Take a moment now to browse the reviews on that site. Use the drop-down boxes at the top of the page to sort the reviews by category, by date or by brand. Some articles are brief (especially the previews), and some are quite comprehensive. Further, there are articles (for example, enthusiast compacts, ‘super-zooms' and such) that critically compare offerings from various makers. All designed to help you make informed decisions.

There is also a useful article comparing aspects of compact cameras with DSLRs here.

Lastly, a word on compact / ”point and shoot' cameras. This declining market has advanced a very long way, even all the while its market share has been eroded steadily by tablet and smartphones. Point and shoot cameras are just that – if they are used in that fashion. Most of them have plenty of capability to shoot in the same modes offered by DSLRs – even manual modes. Many even provide the ability to capture and record your images in RAW or another ‘loss-less' format, in preference to .jpeg files. While the file size for these formats is much larger, from a post-processing point of view the various RAW and loss-less formats are infinitely preferable! File formats and post-processing will be covered in future instalments.

Often, DSLR shooters will also have a compact camera in their kit, because of their portability. Ultimately, point and shoot cameras are capable of very good output, and can (and should) be controlled by the user to realise that potential.

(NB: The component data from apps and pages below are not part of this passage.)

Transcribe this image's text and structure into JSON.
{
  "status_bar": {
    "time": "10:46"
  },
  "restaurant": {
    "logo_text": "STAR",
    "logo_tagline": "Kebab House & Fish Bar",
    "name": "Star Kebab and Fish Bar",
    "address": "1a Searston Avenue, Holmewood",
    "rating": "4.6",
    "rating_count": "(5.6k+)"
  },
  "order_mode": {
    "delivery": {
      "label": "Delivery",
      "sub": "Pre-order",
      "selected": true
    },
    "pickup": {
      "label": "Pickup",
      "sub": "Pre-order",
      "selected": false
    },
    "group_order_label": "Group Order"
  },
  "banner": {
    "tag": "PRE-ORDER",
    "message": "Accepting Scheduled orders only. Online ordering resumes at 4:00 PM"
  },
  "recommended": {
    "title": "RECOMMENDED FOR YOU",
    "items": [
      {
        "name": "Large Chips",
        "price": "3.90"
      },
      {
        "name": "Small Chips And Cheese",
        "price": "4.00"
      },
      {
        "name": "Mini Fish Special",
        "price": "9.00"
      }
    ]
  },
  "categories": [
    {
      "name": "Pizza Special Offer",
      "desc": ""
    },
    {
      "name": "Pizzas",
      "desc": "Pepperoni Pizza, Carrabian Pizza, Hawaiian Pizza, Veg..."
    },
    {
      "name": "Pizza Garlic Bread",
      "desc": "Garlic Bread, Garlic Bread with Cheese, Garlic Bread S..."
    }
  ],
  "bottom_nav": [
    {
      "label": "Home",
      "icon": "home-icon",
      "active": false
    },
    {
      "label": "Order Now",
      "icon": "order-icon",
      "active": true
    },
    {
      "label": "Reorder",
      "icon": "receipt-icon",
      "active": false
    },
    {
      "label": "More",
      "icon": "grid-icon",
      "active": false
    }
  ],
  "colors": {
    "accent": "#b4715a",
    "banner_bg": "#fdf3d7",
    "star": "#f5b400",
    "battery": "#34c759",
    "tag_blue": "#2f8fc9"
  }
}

Next – Lenses: At the Heart of an image 


30 June 2015 – edits, links added